Astronomers have long suspected an association between the Perseus and Taurus clouds, as our line of sight seems to show a bridge between the two. In fact, Bialy and coauthor Alyssa Goodman (also at CfA) had noticed arc and shell features using other data covering this region. But using the visualization tools of the 3D dust distribution, Bialy’s team showed that the clouds are actually on opposite sides of a giant, empty cavity — a supernova-blown superbubble that’s 500 light-years across.
Other data, including the emission of X-rays and an abundance of the aluminum-26 isotope, both coming from hot gas inside the shell, support the supernova scenario. “I think that the [researchers] make a very convincing case for a cavity powered by a few supernova explosions,” says Evangelia Ntormousi (Scuola Normale Superiore, Italy), who was not involved in the study. “The configuration of the clouds and the traces of a central energy source certainly point to the feedback-generated cavity scenario.”
The size of the superbubble indicates that it’s at least 6 million years old, since that’s how long it would have taken to grow so large. But that bubble isn’t expanding anymore, which means it could be even older. However, if it’s too old, then the bubble would dissipate, reabsorbing into the interstellar medium. The researchers calculate that the supernovae can’t have happened more than about 22 million years ago.

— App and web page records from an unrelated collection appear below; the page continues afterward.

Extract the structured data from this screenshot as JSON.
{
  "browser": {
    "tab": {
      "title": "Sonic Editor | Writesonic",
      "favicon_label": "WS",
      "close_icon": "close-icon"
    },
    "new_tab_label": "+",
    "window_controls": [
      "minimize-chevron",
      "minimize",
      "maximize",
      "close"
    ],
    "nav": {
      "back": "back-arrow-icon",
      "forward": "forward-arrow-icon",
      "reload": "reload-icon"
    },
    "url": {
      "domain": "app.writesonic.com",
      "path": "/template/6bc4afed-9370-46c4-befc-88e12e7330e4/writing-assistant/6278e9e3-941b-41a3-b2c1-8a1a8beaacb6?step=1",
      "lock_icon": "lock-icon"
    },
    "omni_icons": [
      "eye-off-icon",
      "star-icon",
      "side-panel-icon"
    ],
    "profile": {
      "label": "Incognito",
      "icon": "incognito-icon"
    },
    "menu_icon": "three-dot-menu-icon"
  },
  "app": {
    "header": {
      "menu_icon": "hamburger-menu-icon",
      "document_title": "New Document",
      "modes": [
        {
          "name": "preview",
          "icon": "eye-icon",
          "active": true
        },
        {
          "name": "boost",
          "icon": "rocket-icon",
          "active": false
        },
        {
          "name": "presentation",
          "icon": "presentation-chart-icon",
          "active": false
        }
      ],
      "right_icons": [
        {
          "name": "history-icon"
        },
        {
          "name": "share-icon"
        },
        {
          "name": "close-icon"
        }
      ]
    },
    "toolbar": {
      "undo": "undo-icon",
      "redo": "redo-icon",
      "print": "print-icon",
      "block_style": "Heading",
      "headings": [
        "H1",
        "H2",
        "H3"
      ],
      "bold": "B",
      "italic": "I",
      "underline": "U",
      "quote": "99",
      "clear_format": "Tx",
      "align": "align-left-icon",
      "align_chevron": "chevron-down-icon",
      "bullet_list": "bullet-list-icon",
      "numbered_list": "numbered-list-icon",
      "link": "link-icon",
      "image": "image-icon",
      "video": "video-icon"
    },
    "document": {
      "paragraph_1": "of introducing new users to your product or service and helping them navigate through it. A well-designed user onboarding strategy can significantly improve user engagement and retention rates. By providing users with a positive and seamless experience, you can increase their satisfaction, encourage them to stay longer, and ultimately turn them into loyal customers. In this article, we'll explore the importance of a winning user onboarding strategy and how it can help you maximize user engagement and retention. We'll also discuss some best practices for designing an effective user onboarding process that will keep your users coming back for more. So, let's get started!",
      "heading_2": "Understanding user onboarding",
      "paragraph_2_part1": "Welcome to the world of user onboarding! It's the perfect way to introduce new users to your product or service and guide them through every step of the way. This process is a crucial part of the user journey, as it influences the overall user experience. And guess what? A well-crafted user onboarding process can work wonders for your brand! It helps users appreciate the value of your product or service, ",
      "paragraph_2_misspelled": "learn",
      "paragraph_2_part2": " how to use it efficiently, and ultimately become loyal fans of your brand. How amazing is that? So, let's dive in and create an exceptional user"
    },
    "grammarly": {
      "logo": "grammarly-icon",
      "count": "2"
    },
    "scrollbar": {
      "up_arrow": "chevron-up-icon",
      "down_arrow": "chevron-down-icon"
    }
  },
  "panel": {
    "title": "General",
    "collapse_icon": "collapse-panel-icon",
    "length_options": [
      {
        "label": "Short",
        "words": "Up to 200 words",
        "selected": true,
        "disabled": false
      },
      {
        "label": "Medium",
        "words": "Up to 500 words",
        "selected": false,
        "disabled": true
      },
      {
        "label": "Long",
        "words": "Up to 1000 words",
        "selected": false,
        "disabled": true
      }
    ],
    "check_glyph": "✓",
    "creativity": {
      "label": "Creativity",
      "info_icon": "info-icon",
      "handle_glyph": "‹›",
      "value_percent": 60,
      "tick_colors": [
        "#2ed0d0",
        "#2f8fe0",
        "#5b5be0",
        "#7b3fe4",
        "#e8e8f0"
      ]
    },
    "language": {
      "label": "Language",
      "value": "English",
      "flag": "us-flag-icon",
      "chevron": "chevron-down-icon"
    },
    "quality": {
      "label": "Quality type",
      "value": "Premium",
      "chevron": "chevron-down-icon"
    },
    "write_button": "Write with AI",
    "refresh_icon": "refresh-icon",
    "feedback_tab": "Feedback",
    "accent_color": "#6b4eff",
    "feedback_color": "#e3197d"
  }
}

In other words, at some point after the existence of early apes but before the evolution of humans, a series of supernovae must have lit up this area of the sky. Now, we can see the long-term consequences of those blasts in the form of star-forming clouds, their dust and gas compressed by the supernova-powered shock wave as it swept through the region.
In fact, these observations provide the first three-dimensional view of a long-held idea — that the deaths of stars can trigger new generations.
“This study is a great showpiece for what is possible now,” Dame says. And this is only the beginning. As 3D dust maps improve, they hold promise for understanding the process of star formation near and far.